I’ve long assumed I could never form deep relationships with someone I can’t see—lock gazes with—eye to eye.
When I moved to live on the side of a mountain, I thought I would finally have a relationship with birds.
On the mountain, I was high enough to look down on clouds, rainbows, biplanes, hot air balloons, birds…
I anticipated no longer having to only look up at birds. The birds would no longer hold to a boring consistent position of looking down at me—important, I thought, because when that position becomes consistent, the act of shitting down becomes thoughtless.
When you have shared the open stare with someone, I thought there’d be a cost to shitting down on that someone—a relationship that will be damaged.
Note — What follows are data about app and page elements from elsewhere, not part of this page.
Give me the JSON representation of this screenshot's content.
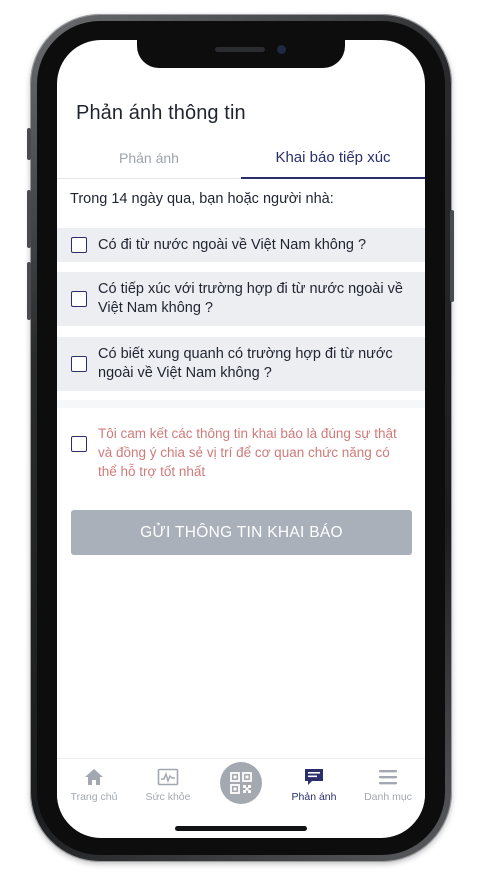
{
  "header": {
    "title": "Phản ánh thông tin"
  },
  "tabs": [
    {
      "label": "Phản ánh",
      "active": false
    },
    {
      "label": "Khai báo tiếp xúc",
      "active": true
    }
  ],
  "form": {
    "intro": "Trong 14 ngày qua, bạn hoặc người nhà:",
    "questions": [
      {
        "text": "Có đi từ nước ngoài về Việt Nam không ?",
        "checked": false
      },
      {
        "text": "Có tiếp xúc với trường hợp đi từ nước ngoài về Việt Nam không ?",
        "checked": false
      },
      {
        "text": "Có biết xung quanh có trường hợp đi từ nước ngoài về Việt Nam không ?",
        "checked": false
      }
    ],
    "commitment": {
      "text": "Tôi cam kết các thông tin khai báo là đúng sự thật và đồng ý chia sẻ vị trí để cơ quan chức năng có thể hỗ trợ tốt nhất",
      "checked": false
    },
    "submit_label": "GỬI THÔNG TIN KHAI BÁO"
  },
  "bottom_nav": {
    "items": [
      {
        "label": "Trang chủ",
        "icon": "home-icon",
        "active": false
      },
      {
        "label": "Sức khỏe",
        "icon": "health-chart-icon",
        "active": false
      },
      {
        "label": "Phản ánh",
        "icon": "feedback-icon",
        "active": true
      },
      {
        "label": "Danh mục",
        "icon": "menu-icon",
        "active": false
      }
    ],
    "center_icon": "qr-code-icon"
  },
  "colors": {
    "accent": "#2a2f6b",
    "commitment_text": "#d07a7a",
    "button_disabled": "#a9b0ba",
    "row_background": "#eceef1"
  }
}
When your eyes have danced with another’s eyes, I thought nuances arise. The vulture can also cry.
When your eyes have danced with another’s eyes, I thought nuances arise. The glint from a hawk’s stare ceases to be synonymous with an unblinking sniper’s but becomes the possibility of mischief.
When your eyes have danced with a bird’s eyes, I thought you could trade stares mano a birdo and insist, “No, never swoop down on my kittens!”
When you’ve stood at the side of a mountain and stared at a bird helicoptering a position in front of you, I thought you could ignore one’s feathers and the other could ignore your lack of feathers to call each other “Sister” and “Brother.”
When you’ve looked deep into bird and bird has looked deep into you, I thought you then could judge whether the life you’re living is worthy, based on whether the bird will return to you when you caw out to the sky so infinite it looks empty to the haphazard eye.
All of the above and more are the possibilities raised, I thought, from moving to live on the side of a mountain. The birds did arrive. But they told me something different from my expectations.
The birds told me many things. Then they concluded, “All you will ever know of us is what you imagine or choose to believe and then impose upon us.”
Today, I know better than to let the kittens out of the kitchen door without someone to guard them from those of immense wing-spans suddenly sprouting shadows from the non-empty sky.
Today, I can pick up the luminous red- and purple-sheened feathers among the gravel and know them not to be gifts despite their silky feel.
Today, I comprehend the language uttered from beaks proclaiming the obvious, “I am bird; you are not.”
Outside, traversing the side of the mountain, I also don’t mind occasionally pausing to yell—or whisper—with my face inclined to the vast, non-empty sky, “Thank you.”
For the varied, complex birds have taught me, Everything has context. You cannot appreciate light without having experienced the dark. And sometimes distance is appropriate. So that distance may teach you to appreciate those already around you, nearer to you, standing on land by you, looking at you when your eyes were turned elsewhere, thus, away.
The Birds: This post is part of a new series called The Birds, revolving around personal stories relating to birds. Stories involving loss, being lost, stories involving birds, changing relationships to writing and being written, to writing practice, to self, to the sky. Submissions of personal and poetic essays related to the birds (essays on birds, a bird, a particular species of bird, all birds, your bird) are welcomed, encouraged, and can be emailed directly to: email@example.com.
Eileen R. Tabios’ most recent books include the experimental autobiography AGAINST MISANTHROPY: A LIFE IN POETRY and the poetry collections I FORGOT LIGHT BURNS and SUN STIGMATA. More information is available at http://eileenrtabios.com